Increasing Your Reading Eye Accessing Cues Confidence
There are several methods for practicing reading eye access cues; here are two:
Practice with your friends (with their permission): observe their eye access cues and then confirm your findings with them.
Watch TV talk shows This is a great way to practice because you can stare at the people on TV without bothering them. Look for a link between where the person looks and the predicates they use, for example, if the person’s eyes are looking up, do they tend to use more visual words?
NLP is so much more than that!
Roger Ellerton is the founder and managing partner of Renewal Technologies, as well as a certified NLP trainer and management consultant. The preceding piece is based on his book, Live Your Dreams, Let Reality Catch Up: NLP and Common Sense for Coaches, Managers, and You.
Renewal Technologies Inc., 2004. All rights reserved.
Roger Ellerton’s books and ebooks
Consider the following Roger Ellerton books and ebooks. To access a specific book on Amazon in your country, click on the image or the links below.

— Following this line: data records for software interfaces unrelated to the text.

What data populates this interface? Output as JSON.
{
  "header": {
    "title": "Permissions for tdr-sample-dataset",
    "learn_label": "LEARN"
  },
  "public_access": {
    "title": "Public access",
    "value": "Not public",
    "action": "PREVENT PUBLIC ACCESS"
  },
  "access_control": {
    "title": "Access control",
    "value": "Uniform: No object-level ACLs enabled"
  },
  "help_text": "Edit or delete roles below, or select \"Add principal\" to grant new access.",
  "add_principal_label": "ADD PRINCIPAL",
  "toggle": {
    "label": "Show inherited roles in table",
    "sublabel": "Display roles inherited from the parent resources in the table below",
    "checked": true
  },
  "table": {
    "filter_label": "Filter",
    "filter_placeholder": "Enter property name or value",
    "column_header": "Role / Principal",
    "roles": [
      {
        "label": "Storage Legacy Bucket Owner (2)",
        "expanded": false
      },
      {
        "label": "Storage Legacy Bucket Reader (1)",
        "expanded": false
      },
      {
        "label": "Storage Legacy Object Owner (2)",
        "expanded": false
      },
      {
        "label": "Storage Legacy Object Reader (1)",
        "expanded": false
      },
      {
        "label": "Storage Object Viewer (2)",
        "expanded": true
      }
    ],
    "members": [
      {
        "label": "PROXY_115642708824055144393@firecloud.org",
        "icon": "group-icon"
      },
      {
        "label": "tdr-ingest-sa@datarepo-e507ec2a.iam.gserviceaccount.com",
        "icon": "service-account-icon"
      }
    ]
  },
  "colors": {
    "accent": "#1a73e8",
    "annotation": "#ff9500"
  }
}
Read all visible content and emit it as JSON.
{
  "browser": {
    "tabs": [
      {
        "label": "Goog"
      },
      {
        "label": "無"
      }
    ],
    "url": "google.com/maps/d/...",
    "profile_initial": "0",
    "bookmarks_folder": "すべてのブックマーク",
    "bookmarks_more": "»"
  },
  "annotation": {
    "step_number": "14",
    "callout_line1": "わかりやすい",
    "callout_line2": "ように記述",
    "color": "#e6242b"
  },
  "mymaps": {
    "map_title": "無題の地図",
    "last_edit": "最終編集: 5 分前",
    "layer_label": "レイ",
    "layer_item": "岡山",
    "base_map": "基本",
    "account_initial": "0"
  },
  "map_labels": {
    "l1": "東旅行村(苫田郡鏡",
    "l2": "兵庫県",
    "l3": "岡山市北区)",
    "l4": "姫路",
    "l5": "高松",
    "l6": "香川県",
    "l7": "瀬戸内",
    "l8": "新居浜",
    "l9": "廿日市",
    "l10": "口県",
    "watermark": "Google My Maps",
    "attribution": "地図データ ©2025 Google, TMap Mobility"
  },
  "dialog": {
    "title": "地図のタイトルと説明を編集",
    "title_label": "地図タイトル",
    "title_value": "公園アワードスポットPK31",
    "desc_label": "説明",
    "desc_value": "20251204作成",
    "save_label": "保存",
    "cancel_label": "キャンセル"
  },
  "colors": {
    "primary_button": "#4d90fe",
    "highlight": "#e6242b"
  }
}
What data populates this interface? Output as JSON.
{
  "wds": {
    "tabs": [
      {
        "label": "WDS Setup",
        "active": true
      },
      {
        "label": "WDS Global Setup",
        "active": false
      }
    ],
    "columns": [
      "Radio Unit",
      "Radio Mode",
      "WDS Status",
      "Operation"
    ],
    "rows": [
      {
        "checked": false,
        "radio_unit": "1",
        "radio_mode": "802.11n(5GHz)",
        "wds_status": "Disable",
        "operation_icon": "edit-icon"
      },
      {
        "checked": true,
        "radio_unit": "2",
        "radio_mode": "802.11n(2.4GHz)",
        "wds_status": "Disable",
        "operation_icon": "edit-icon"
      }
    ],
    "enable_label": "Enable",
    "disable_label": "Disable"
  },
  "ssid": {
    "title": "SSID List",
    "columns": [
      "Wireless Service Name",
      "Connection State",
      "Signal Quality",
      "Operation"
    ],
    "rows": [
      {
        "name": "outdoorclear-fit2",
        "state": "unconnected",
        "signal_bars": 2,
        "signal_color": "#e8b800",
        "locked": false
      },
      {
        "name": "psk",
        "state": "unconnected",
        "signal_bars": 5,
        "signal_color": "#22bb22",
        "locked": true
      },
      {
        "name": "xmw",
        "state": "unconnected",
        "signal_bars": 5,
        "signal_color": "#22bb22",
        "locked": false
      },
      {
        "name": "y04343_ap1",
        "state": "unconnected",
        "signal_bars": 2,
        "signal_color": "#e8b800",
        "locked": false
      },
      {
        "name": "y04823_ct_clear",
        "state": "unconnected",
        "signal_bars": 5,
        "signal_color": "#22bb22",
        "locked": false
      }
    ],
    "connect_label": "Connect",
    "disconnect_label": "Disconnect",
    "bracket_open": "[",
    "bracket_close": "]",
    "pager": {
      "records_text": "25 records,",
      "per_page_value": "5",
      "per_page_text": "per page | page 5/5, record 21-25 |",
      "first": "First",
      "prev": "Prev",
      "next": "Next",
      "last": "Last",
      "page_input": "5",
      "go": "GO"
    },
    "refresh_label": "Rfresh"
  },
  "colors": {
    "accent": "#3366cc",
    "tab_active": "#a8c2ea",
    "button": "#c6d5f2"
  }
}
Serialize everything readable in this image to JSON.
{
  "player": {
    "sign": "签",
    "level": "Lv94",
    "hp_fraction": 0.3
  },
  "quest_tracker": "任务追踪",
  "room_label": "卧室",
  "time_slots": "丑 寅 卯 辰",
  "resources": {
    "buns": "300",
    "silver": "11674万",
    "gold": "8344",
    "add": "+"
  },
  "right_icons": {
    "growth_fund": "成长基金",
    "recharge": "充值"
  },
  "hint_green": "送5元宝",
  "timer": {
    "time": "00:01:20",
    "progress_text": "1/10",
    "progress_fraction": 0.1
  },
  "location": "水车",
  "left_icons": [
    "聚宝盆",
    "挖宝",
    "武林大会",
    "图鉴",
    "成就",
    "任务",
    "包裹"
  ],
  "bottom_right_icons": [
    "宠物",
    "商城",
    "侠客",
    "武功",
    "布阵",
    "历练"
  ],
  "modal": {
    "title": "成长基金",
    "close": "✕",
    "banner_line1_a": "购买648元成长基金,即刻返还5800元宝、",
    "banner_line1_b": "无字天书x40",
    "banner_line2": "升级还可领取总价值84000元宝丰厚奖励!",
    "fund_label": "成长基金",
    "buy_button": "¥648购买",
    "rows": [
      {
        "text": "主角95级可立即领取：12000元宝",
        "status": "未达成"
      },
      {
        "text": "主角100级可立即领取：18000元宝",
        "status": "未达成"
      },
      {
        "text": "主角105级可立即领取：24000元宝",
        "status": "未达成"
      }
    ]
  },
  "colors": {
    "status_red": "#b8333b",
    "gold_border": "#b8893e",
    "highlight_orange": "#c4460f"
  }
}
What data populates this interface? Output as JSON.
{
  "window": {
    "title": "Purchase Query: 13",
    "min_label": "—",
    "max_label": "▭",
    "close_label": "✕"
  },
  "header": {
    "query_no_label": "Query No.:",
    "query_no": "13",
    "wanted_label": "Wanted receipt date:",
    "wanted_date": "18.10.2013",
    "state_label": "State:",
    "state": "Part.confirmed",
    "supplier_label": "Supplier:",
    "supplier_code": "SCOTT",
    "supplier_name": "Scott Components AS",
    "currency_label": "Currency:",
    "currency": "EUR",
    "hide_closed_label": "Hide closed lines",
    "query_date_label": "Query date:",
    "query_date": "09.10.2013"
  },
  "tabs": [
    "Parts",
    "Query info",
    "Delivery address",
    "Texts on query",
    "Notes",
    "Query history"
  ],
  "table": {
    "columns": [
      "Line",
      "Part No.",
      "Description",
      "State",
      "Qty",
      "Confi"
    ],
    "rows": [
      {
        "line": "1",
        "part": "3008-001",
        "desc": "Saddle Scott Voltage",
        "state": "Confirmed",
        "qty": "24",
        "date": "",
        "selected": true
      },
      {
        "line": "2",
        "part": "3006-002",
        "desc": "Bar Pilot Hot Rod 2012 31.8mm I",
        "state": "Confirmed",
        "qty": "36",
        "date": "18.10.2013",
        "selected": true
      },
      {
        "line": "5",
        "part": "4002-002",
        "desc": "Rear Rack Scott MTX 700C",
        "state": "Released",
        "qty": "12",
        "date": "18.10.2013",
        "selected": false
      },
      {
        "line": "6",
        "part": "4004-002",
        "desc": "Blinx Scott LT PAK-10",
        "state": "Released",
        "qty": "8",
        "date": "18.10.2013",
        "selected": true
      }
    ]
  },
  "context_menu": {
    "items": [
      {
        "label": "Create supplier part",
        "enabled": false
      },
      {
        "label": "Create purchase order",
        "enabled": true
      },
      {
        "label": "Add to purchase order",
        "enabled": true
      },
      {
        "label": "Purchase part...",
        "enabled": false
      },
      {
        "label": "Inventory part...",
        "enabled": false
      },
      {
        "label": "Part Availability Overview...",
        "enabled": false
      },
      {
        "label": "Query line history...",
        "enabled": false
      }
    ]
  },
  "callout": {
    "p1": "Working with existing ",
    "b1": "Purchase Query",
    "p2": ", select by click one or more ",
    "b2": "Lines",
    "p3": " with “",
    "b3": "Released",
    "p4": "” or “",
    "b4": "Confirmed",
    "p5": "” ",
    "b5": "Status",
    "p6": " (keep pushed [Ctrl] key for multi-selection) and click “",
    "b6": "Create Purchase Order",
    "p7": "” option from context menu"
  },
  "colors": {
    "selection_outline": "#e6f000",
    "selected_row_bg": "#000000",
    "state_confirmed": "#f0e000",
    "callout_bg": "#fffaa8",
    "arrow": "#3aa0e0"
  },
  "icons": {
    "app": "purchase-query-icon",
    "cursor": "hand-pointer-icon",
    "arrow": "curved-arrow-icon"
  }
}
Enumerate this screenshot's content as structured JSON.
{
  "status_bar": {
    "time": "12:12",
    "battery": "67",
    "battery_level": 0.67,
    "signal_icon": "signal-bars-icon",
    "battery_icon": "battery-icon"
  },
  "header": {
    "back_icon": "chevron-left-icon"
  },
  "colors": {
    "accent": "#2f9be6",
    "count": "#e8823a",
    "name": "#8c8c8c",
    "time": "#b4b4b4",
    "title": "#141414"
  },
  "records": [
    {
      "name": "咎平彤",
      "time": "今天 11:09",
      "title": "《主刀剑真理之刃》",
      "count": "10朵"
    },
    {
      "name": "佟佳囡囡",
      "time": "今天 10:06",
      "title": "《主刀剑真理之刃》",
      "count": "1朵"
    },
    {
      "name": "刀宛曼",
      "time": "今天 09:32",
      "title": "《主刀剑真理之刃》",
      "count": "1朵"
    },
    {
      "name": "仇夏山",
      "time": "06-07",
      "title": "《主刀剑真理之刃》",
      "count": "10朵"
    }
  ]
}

Live Your Dreams Let Reality Catch Up: NLP and Common Sense for Coaches, Managers, and You covers all of the fundamental NLP material and is an excellent resource for coaches, managers, and those interested in learning NLP.
Live Your Dreams Let Reality Catch Up: 5 Step Action Plan presents a road map for attaining your objectives or helping others to do so.
Parents’ Handbook: NLP and Common Sense Guide for Family Well-Being teaches you how to improve your communication with your children as well as your children’s communication with you, their teachers, and their friends. You will also learn how to help your children at school and elsewhere.
Win-Win Influence: How to Improve Your Personal and Business Relationships teaches you how to be the difference in your life, career, or anywhere two or more people gather.
Self-Publishing Your Book: A Beginner’s and DIY Guide Authors offer thoughts and experiences based on my errors and lessons learnt while writing and releasing eight books.
Roger Ellerton’s NLP and Personal Growth Thoughts. Volumes 1 and 2 each have 15 articles. Some articles will educate you on fundamental NLP ideas, while others will question your present way of thinking and how you see the world around you.
NLP Techniques That Anyone Can Use provides ten typical NLP processes that demonstrate the breadth and potential of NLP